Isis has a different appeal to al-Qaida. It has taken huge stretches of territory using naked terror, destroyed borders and set up a self-proclaimed caliphate. In the Middle East it presents itself as the defender of Sunnis in a convulsive sectarian war. For a few young marginalised western Muslims, such groups can offer the illusion of a fight against tyranny and a powerful sense of identity.
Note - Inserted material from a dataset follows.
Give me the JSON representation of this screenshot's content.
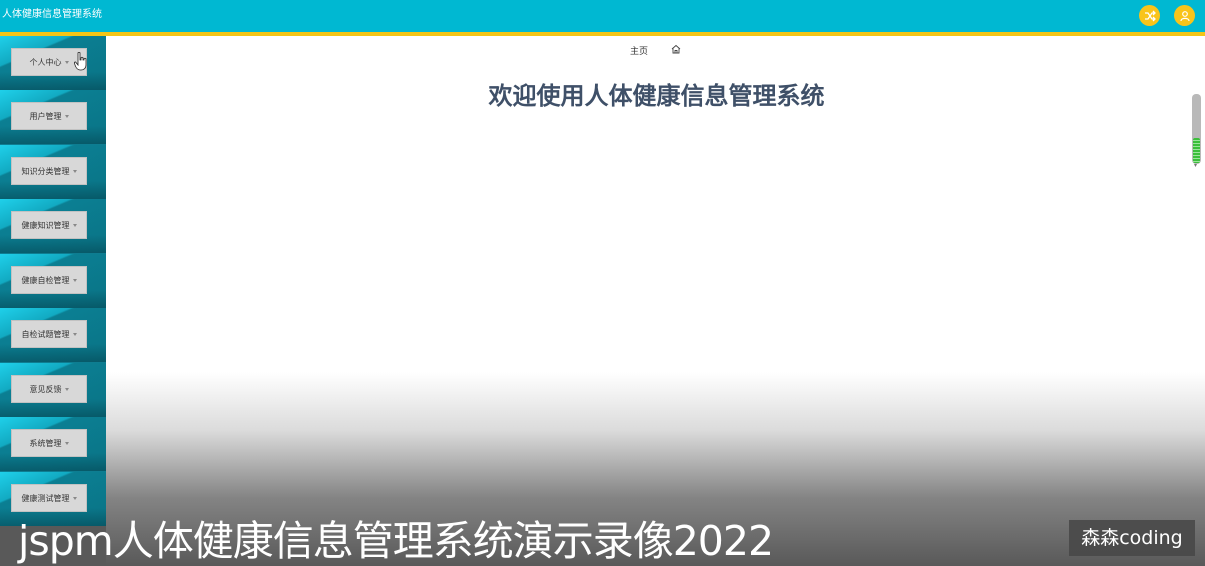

But add in relentless media hostility, rampant Islamophobia, state surveillance and harassment of Muslim communities, and such alienation can only spread. In the past year, we’ve had the “Trojan Horse” Birmingham schools plot that never was, the ousting of an elected Muslim mayor of Tower Hamlets by a judge – including on grounds that he had exercised “undue spiritual influence” on Muslims – and evidence of an increasing level of anti-Muslim attacks. Islamophobia now far outstrips hostility to any other religion or ethnic group.
Ministers and their media allies downplay the role of “foreign policy” in Muslim radicalisation, against all the evidence. By foreign policy, they mean multiple western invasions and occupations of Muslim states, torture and state kidnapping on a global scale, and support for dictatorships across the Arab and Muslim world. That includes Saudi Arabia, of course, which shares much of Isis’s “ideology” and practices; and Egypt, whose ex-military leader, Abdel Fatah al-Sisi, overthrew the elected president in 2013 and is soon to be welcomed to Downing Street.
Isis is itself the direct product of the US and British occupation and destruction of Iraq, and both countries back armed rebel groups fighting in Syria – as they did in Libya. So no wonder would-be jihadis get confused about who is on whose side. Western Isis volunteers are a disaster for Syria and Iraq, but so far they haven’t carried out return attacks at home.
That could of course change, not least as the government criminalises dissent, brands conservative religiosity “extremist” and, in the formulation of ministers, “quietly condones” Islamophobia. The British government has long fed terrorism with its warmaking abroad. Now it’s also fuelling it with its scapegoating of Muslims at home.